**Stored data entries:**
%%

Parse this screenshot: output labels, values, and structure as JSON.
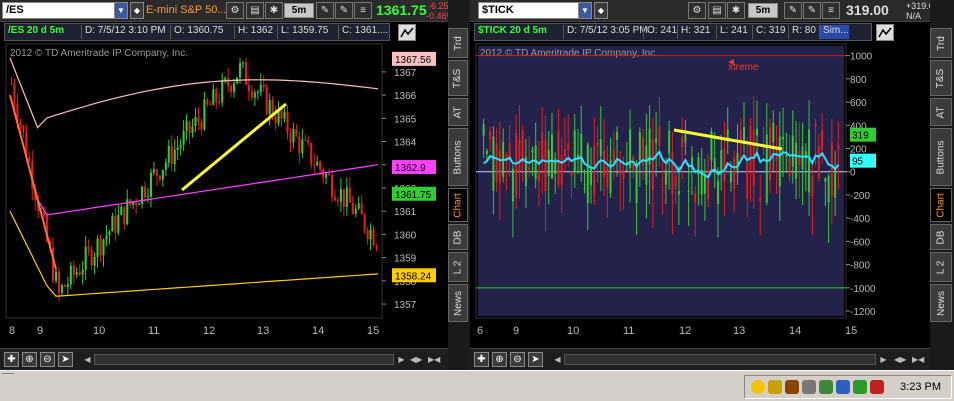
{
  "left": {
    "symbol": "/ES",
    "description": "E-mini S&P 50...",
    "period": "5m",
    "last": "1361.75",
    "change": "-6.25",
    "change_pct": "-0.46%",
    "info": {
      "study": "/ES 20 d 5m",
      "date": "D: 7/5/12 3:10 PM",
      "open": "O: 1360.75",
      "high": "H: 1362",
      "low": "L: 1359.75",
      "close": "C: 1361...."
    },
    "watermark": "2012 © TD Ameritrade IP Company, Inc.",
    "yticks": [
      "1367",
      "1366",
      "1365",
      "1364",
      "1363",
      "1362",
      "1361",
      "1360",
      "1359",
      "1358",
      "1357"
    ],
    "xticks": [
      "8",
      "9",
      "10",
      "11",
      "12",
      "13",
      "14",
      "15"
    ],
    "price_tags": [
      {
        "text": "1367.56",
        "bg": "#ffc0c0",
        "fg": "#000000",
        "y": 1367.56
      },
      {
        "text": "1362.9",
        "bg": "#ff40ff",
        "fg": "#000000",
        "y": 1362.9
      },
      {
        "text": "1361.75",
        "bg": "#33cc33",
        "fg": "#000000",
        "y": 1361.75
      },
      {
        "text": "1358.24",
        "bg": "#ffcc00",
        "fg": "#000000",
        "y": 1358.24
      }
    ],
    "tabs": [
      "Trd",
      "T&S",
      "AT",
      "Buttons",
      "Chart",
      "DB",
      "L 2",
      "News"
    ],
    "active_tab": "Chart"
  },
  "right": {
    "symbol": "$TICK",
    "period": "5m",
    "last": "319.00",
    "change": "+319.00",
    "change_pct": "N/A",
    "info": {
      "study": "$TICK 20 d 5m",
      "date": "D: 7/5/12 3:05 PM",
      "open": "O: 241",
      "high": "H: 321",
      "low": "L: 241",
      "close": "C: 319",
      "r": "R: 80",
      "sim": "Sim..."
    },
    "watermark": "2012 © TD Ameritrade IP Company, Inc.",
    "annotation": "xtreme",
    "yticks": [
      "1000",
      "800",
      "600",
      "400",
      "200",
      "0",
      "-200",
      "-400",
      "-600",
      "-800",
      "-1000",
      "-1200"
    ],
    "xticks": [
      "6",
      "9",
      "10",
      "11",
      "12",
      "13",
      "14",
      "15"
    ],
    "price_tags": [
      {
        "text": "319",
        "bg": "#33cc33",
        "fg": "#000000",
        "y": 319
      },
      {
        "text": "95",
        "bg": "#33ffff",
        "fg": "#000000",
        "y": 95
      }
    ],
    "tabs": [
      "Trd",
      "T&S",
      "AT",
      "Buttons",
      "Chart",
      "DB",
      "L 2",
      "News"
    ],
    "active_tab": "Chart"
  },
  "icons": {
    "gear": "gear-icon",
    "print": "printer-icon",
    "draw": "pencil-icon",
    "zoom_in": "zoom-in-icon",
    "zoom_out": "zoom-out-icon",
    "pointer": "pointer-icon",
    "crosshair": "crosshair-icon"
  },
  "taskbar": {
    "time": "3:23 PM"
  }
}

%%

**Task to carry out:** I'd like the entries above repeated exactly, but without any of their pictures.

**Written reply:**
Parse this screenshot: output labels, values, and structure as JSON.
{
  "left": {
    "symbol": "/ES",
    "description": "E-mini S&P 50...",
    "period": "5m",
    "last": "1361.75",
    "change": "-6.25",
    "change_pct": "-0.46%",
    "info": {
      "study": "/ES 20 d 5m",
      "date": "D: 7/5/12 3:10 PM",
      "open": "O: 1360.75",
      "high": "H: 1362",
      "low": "L: 1359.75",
      "close": "C: 1361...."
    },
    "watermark": "2012 © TD Ameritrade IP Company, Inc.",
    "yticks": [
      "1367",
      "1366",
      "1365",
      "1364",
      "1363",
      "1362",
      "1361",
      "1360",
      "1359",
      "1358",
      "1357"
    ],
    "xticks": [
      "8",
      "9",
      "10",
      "11",
      "12",
      "13",
      "14",
      "15"
    ],
    "price_tags": [
      {
        "text": "1367.56",
        "bg": "#ffc0c0",
        "fg": "#000000",
        "y": 1367.56
      },
      {
        "text": "1362.9",
        "bg": "#ff40ff",
        "fg": "#000000",
        "y": 1362.9
      },
      {
        "text": "1361.75",
        "bg": "#33cc33",
        "fg": "#000000",
        "y": 1361.75
      },
      {
        "text": "1358.24",
        "bg": "#ffcc00",
        "fg": "#000000",
        "y": 1358.24
      }
    ],
    "tabs": [
      "Trd",
      "T&S",
      "AT",
      "Buttons",
      "Chart",
      "DB",
      "L 2",
      "News"
    ],
    "active_tab": "Chart"
  },
  "right": {
    "symbol": "$TICK",
    "period": "5m",
    "last": "319.00",
    "change": "+319.00",
    "change_pct": "N/A",
    "info": {
      "study": "$TICK 20 d 5m",
      "date": "D: 7/5/12 3:05 PM",
      "open": "O: 241",
      "high": "H: 321",
      "low": "L: 241",
      "close": "C: 319",
      "r": "R: 80",
      "sim": "Sim..."
    },
    "watermark": "2012 © TD Ameritrade IP Company, Inc.",
    "annotation": "xtreme",
    "yticks": [
      "1000",
      "800",
      "600",
      "400",
      "200",
      "0",
      "-200",
      "-400",
      "-600",
      "-800",
      "-1000",
      "-1200"
    ],
    "xticks": [
      "6",
      "9",
      "10",
      "11",
      "12",
      "13",
      "14",
      "15"
    ],
    "price_tags": [
      {
        "text": "319",
        "bg": "#33cc33",
        "fg": "#000000",
        "y": 319
      },
      {
        "text": "95",
        "bg": "#33ffff",
        "fg": "#000000",
        "y": 95
      }
    ],
    "tabs": [
      "Trd",
      "T&S",
      "AT",
      "Buttons",
      "Chart",
      "DB",
      "L 2",
      "News"
    ],
    "active_tab": "Chart"
  },
  "icons": {
    "gear": "gear-icon",
    "print": "printer-icon",
    "draw": "pencil-icon",
    "zoom_in": "zoom-in-icon",
    "zoom_out": "zoom-out-icon",
    "pointer": "pointer-icon",
    "crosshair": "crosshair-icon"
  },
  "taskbar": {
    "time": "3:23 PM"
  }
}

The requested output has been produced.